--- START ---
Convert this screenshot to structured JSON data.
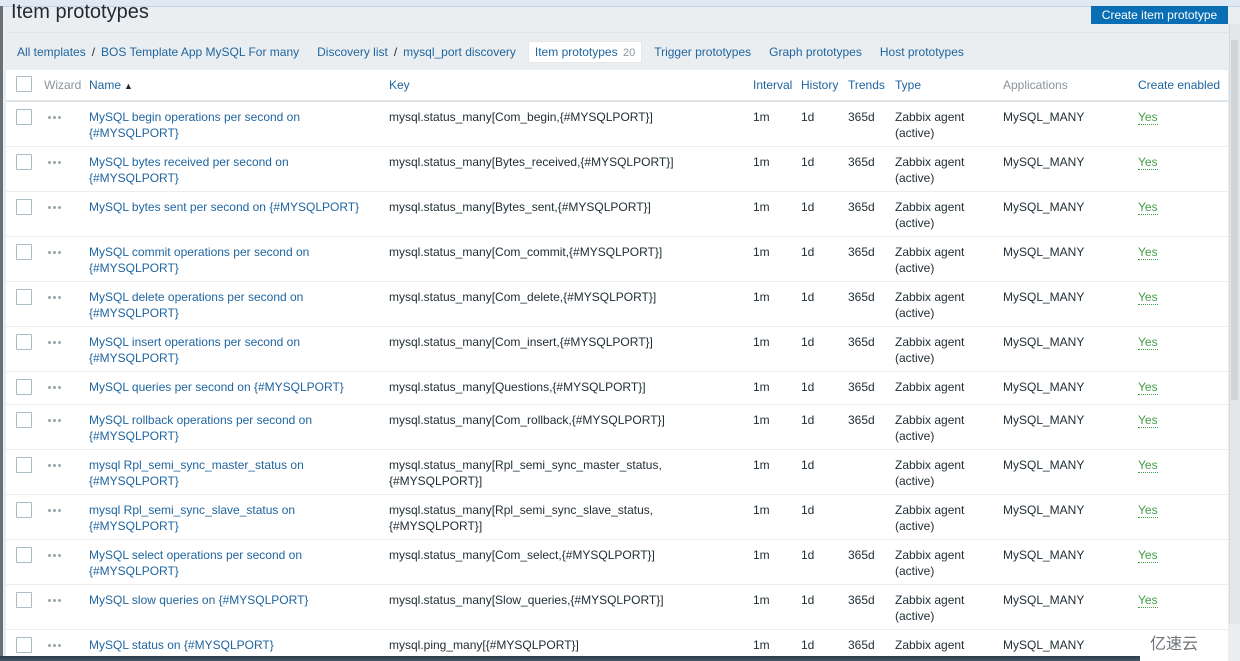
{
  "header": {
    "title": "Item prototypes",
    "create_button": "Create item prototype"
  },
  "breadcrumbs": {
    "all_templates": "All templates",
    "template": "BOS Template App MySQL For many",
    "discovery_list": "Discovery list",
    "discovery_rule": "mysql_port discovery",
    "separator": "/"
  },
  "tabs": [
    {
      "label": "Item prototypes",
      "count": "20",
      "active": true
    },
    {
      "label": "Trigger prototypes"
    },
    {
      "label": "Graph prototypes"
    },
    {
      "label": "Host prototypes"
    }
  ],
  "table": {
    "columns": {
      "wizard": "Wizard",
      "name": "Name",
      "key": "Key",
      "interval": "Interval",
      "history": "History",
      "trends": "Trends",
      "type": "Type",
      "applications": "Applications",
      "create_enabled": "Create enabled"
    },
    "sort_indicator": "▲",
    "rows": [
      {
        "name": "MySQL begin operations per second on {#MYSQLPORT}",
        "key": "mysql.status_many[Com_begin,{#MYSQLPORT}]",
        "interval": "1m",
        "history": "1d",
        "trends": "365d",
        "type": "Zabbix agent (active)",
        "applications": "MySQL_MANY",
        "create_enabled": "Yes"
      },
      {
        "name": "MySQL bytes received per second on {#MYSQLPORT}",
        "key": "mysql.status_many[Bytes_received,{#MYSQLPORT}]",
        "interval": "1m",
        "history": "1d",
        "trends": "365d",
        "type": "Zabbix agent (active)",
        "applications": "MySQL_MANY",
        "create_enabled": "Yes"
      },
      {
        "name": "MySQL bytes sent per second on {#MYSQLPORT}",
        "key": "mysql.status_many[Bytes_sent,{#MYSQLPORT}]",
        "interval": "1m",
        "history": "1d",
        "trends": "365d",
        "type": "Zabbix agent (active)",
        "applications": "MySQL_MANY",
        "create_enabled": "Yes"
      },
      {
        "name": "MySQL commit operations per second on {#MYSQLPORT}",
        "key": "mysql.status_many[Com_commit,{#MYSQLPORT}]",
        "interval": "1m",
        "history": "1d",
        "trends": "365d",
        "type": "Zabbix agent (active)",
        "applications": "MySQL_MANY",
        "create_enabled": "Yes"
      },
      {
        "name": "MySQL delete operations per second on {#MYSQLPORT}",
        "key": "mysql.status_many[Com_delete,{#MYSQLPORT}]",
        "interval": "1m",
        "history": "1d",
        "trends": "365d",
        "type": "Zabbix agent (active)",
        "applications": "MySQL_MANY",
        "create_enabled": "Yes"
      },
      {
        "name": "MySQL insert operations per second on {#MYSQLPORT}",
        "key": "mysql.status_many[Com_insert,{#MYSQLPORT}]",
        "interval": "1m",
        "history": "1d",
        "trends": "365d",
        "type": "Zabbix agent (active)",
        "applications": "MySQL_MANY",
        "create_enabled": "Yes"
      },
      {
        "name": "MySQL queries per second on {#MYSQLPORT}",
        "key": "mysql.status_many[Questions,{#MYSQLPORT}]",
        "interval": "1m",
        "history": "1d",
        "trends": "365d",
        "type": "Zabbix agent",
        "applications": "MySQL_MANY",
        "create_enabled": "Yes"
      },
      {
        "name": "MySQL rollback operations per second on {#MYSQLPORT}",
        "key": "mysql.status_many[Com_rollback,{#MYSQLPORT}]",
        "interval": "1m",
        "history": "1d",
        "trends": "365d",
        "type": "Zabbix agent (active)",
        "applications": "MySQL_MANY",
        "create_enabled": "Yes"
      },
      {
        "name": "mysql Rpl_semi_sync_master_status on {#MYSQLPORT}",
        "key": "mysql.status_many[Rpl_semi_sync_master_status, {#MYSQLPORT}]",
        "interval": "1m",
        "history": "1d",
        "trends": "",
        "type": "Zabbix agent (active)",
        "applications": "MySQL_MANY",
        "create_enabled": "Yes"
      },
      {
        "name": "mysql Rpl_semi_sync_slave_status on {#MYSQLPORT}",
        "key": "mysql.status_many[Rpl_semi_sync_slave_status, {#MYSQLPORT}]",
        "interval": "1m",
        "history": "1d",
        "trends": "",
        "type": "Zabbix agent (active)",
        "applications": "MySQL_MANY",
        "create_enabled": "Yes"
      },
      {
        "name": "MySQL select operations per second on {#MYSQLPORT}",
        "key": "mysql.status_many[Com_select,{#MYSQLPORT}]",
        "interval": "1m",
        "history": "1d",
        "trends": "365d",
        "type": "Zabbix agent (active)",
        "applications": "MySQL_MANY",
        "create_enabled": "Yes"
      },
      {
        "name": "MySQL slow queries on {#MYSQLPORT}",
        "key": "mysql.status_many[Slow_queries,{#MYSQLPORT}]",
        "interval": "1m",
        "history": "1d",
        "trends": "365d",
        "type": "Zabbix agent (active)",
        "applications": "MySQL_MANY",
        "create_enabled": "Yes"
      },
      {
        "name": "MySQL status on {#MYSQLPORT}",
        "key": "mysql.ping_many[{#MYSQLPORT}]",
        "interval": "1m",
        "history": "1d",
        "trends": "365d",
        "type": "Zabbix agent (active)",
        "applications": "MySQL_MANY",
        "create_enabled": ""
      }
    ]
  },
  "watermark": "亿速云",
  "colors": {
    "link": "#1f65a0",
    "enabled": "#429e47",
    "primary_button": "#0a6eb4"
  }
}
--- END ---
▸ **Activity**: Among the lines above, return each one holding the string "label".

▸ **Response to the task**:
      "label": "Item prototypes",
      "label": "Trigger prototypes"
      "label": "Graph prototypes"
      "label": "Host prototypes"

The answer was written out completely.